* _TASK INSTRUCTIONS_:
Nothing is to be altered. Print each record in full.

........

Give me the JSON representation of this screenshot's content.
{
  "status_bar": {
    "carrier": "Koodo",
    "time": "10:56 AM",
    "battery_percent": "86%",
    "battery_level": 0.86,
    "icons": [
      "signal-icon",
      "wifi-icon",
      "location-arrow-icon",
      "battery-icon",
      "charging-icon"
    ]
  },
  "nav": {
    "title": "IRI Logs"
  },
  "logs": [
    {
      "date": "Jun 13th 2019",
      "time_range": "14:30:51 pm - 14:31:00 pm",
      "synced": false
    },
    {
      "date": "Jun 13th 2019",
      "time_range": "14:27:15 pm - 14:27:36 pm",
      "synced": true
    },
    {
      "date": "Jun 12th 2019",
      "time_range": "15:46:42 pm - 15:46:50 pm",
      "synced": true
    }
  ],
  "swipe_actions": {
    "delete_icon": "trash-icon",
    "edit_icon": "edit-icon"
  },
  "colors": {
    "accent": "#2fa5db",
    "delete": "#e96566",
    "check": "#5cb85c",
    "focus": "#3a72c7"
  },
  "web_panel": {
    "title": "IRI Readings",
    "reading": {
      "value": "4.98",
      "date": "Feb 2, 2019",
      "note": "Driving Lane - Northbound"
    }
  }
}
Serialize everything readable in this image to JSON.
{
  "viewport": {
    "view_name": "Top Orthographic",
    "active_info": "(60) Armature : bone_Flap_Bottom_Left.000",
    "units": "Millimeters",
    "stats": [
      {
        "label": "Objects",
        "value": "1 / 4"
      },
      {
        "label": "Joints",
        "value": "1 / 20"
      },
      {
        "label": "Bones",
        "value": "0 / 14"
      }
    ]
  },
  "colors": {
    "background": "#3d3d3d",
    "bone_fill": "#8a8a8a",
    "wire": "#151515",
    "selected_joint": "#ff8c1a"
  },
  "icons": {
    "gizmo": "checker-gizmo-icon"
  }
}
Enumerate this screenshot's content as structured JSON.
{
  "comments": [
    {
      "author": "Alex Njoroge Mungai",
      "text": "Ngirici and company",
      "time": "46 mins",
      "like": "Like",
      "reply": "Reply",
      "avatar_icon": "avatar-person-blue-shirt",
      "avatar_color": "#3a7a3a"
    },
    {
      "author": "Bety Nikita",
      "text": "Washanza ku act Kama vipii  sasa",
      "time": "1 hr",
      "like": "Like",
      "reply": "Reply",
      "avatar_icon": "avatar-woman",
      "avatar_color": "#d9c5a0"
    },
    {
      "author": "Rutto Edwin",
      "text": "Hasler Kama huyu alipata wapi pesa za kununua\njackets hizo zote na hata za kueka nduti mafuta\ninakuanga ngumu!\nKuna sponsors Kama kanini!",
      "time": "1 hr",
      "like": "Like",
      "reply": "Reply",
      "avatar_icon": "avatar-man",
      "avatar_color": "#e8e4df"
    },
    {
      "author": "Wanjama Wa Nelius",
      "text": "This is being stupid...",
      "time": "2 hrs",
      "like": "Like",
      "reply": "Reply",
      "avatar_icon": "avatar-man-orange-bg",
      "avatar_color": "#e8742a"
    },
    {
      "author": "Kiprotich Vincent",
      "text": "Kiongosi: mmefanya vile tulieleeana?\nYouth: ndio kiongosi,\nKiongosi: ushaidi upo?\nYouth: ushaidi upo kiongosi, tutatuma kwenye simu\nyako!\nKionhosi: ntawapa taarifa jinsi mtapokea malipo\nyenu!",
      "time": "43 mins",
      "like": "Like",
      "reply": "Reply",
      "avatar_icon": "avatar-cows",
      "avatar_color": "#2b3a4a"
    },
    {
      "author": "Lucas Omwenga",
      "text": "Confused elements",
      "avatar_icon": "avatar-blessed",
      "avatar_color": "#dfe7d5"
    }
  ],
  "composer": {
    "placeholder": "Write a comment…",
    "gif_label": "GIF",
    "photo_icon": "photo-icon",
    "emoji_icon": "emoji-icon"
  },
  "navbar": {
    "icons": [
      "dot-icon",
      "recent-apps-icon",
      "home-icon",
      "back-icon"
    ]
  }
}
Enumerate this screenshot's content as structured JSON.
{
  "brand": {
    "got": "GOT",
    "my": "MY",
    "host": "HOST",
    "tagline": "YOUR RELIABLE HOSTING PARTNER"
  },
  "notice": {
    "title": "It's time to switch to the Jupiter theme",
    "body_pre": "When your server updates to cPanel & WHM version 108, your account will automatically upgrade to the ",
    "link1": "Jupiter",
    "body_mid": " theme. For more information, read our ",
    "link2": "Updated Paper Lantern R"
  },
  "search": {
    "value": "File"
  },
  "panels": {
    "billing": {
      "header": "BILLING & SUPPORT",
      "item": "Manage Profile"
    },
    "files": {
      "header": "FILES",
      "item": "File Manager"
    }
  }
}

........

* _SOLUTION_:
Give me the JSON representation of this screenshot's content.
{
  "status_bar": {
    "carrier": "Koodo",
    "time": "10:56 AM",
    "battery_percent": "86%",
    "battery_level": 0.86,
    "icons": [
      "signal-icon",
      "wifi-icon",
      "location-arrow-icon",
      "battery-icon",
      "charging-icon"
    ]
  },
  "nav": {
    "title": "IRI Logs"
  },
  "logs": [
    {
      "date": "Jun 13th 2019",
      "time_range": "14:30:51 pm - 14:31:00 pm",
      "synced": false
    },
    {
      "date": "Jun 13th 2019",
      "time_range": "14:27:15 pm - 14:27:36 pm",
      "synced": true
    },
    {
      "date": "Jun 12th 2019",
      "time_range": "15:46:42 pm - 15:46:50 pm",
      "synced": true
    }
  ],
  "swipe_actions": {
    "delete_icon": "trash-icon",
    "edit_icon": "edit-icon"
  },
  "colors": {
    "accent": "#2fa5db",
    "delete": "#e96566",
    "check": "#5cb85c",
    "focus": "#3a72c7"
  },
  "web_panel": {
    "title": "IRI Readings",
    "reading": {
      "value": "4.98",
      "date": "Feb 2, 2019",
      "note": "Driving Lane - Northbound"
    }
  }
}
Serialize everything readable in this image to JSON.
{
  "viewport": {
    "view_name": "Top Orthographic",
    "active_info": "(60) Armature : bone_Flap_Bottom_Left.000",
    "units": "Millimeters",
    "stats": [
      {
        "label": "Objects",
        "value": "1 / 4"
      },
      {
        "label": "Joints",
        "value": "1 / 20"
      },
      {
        "label": "Bones",
        "value": "0 / 14"
      }
    ]
  },
  "colors": {
    "background": "#3d3d3d",
    "bone_fill": "#8a8a8a",
    "wire": "#151515",
    "selected_joint": "#ff8c1a"
  },
  "icons": {
    "gizmo": "checker-gizmo-icon"
  }
}
Enumerate this screenshot's content as structured JSON.
{
  "comments": [
    {
      "author": "Alex Njoroge Mungai",
      "text": "Ngirici and company",
      "time": "46 mins",
      "like": "Like",
      "reply": "Reply",
      "avatar_icon": "avatar-person-blue-shirt",
      "avatar_color": "#3a7a3a"
    },
    {
      "author": "Bety Nikita",
      "text": "Washanza ku act Kama vipii  sasa",
      "time": "1 hr",
      "like": "Like",
      "reply": "Reply",
      "avatar_icon": "avatar-woman",
      "avatar_color": "#d9c5a0"
    },
    {
      "author": "Rutto Edwin",
      "text": "Hasler Kama huyu alipata wapi pesa za kununua\njackets hizo zote na hata za kueka nduti mafuta\ninakuanga ngumu!\nKuna sponsors Kama kanini!",
      "time": "1 hr",
      "like": "Like",
      "reply": "Reply",
      "avatar_icon": "avatar-man",
      "avatar_color": "#e8e4df"
    },
    {
      "author": "Wanjama Wa Nelius",
      "text": "This is being stupid...",
      "time": "2 hrs",
      "like": "Like",
      "reply": "Reply",
      "avatar_icon": "avatar-man-orange-bg",
      "avatar_color": "#e8742a"
    },
    {
      "author": "Kiprotich Vincent",
      "text": "Kiongosi: mmefanya vile tulieleeana?\nYouth: ndio kiongosi,\nKiongosi: ushaidi upo?\nYouth: ushaidi upo kiongosi, tutatuma kwenye simu\nyako!\nKionhosi: ntawapa taarifa jinsi mtapokea malipo\nyenu!",
      "time": "43 mins",
      "like": "Like",
      "reply": "Reply",
      "avatar_icon": "avatar-cows",
      "avatar_color": "#2b3a4a"
    },
    {
      "author": "Lucas Omwenga",
      "text": "Confused elements",
      "avatar_icon": "avatar-blessed",
      "avatar_color": "#dfe7d5"
    }
  ],
  "composer": {
    "placeholder": "Write a comment…",
    "gif_label": "GIF",
    "photo_icon": "photo-icon",
    "emoji_icon": "emoji-icon"
  },
  "navbar": {
    "icons": [
      "dot-icon",
      "recent-apps-icon",
      "home-icon",
      "back-icon"
    ]
  }
}
Enumerate this screenshot's content as structured JSON.
{
  "brand": {
    "got": "GOT",
    "my": "MY",
    "host": "HOST",
    "tagline": "YOUR RELIABLE HOSTING PARTNER"
  },
  "notice": {
    "title": "It's time to switch to the Jupiter theme",
    "body_pre": "When your server updates to cPanel & WHM version 108, your account will automatically upgrade to the ",
    "link1": "Jupiter",
    "body_mid": " theme. For more information, read our ",
    "link2": "Updated Paper Lantern R"
  },
  "search": {
    "value": "File"
  },
  "panels": {
    "billing": {
      "header": "BILLING & SUPPORT",
      "item": "Manage Profile"
    },
    "files": {
      "header": "FILES",
      "item": "File Manager"
    }
  }
}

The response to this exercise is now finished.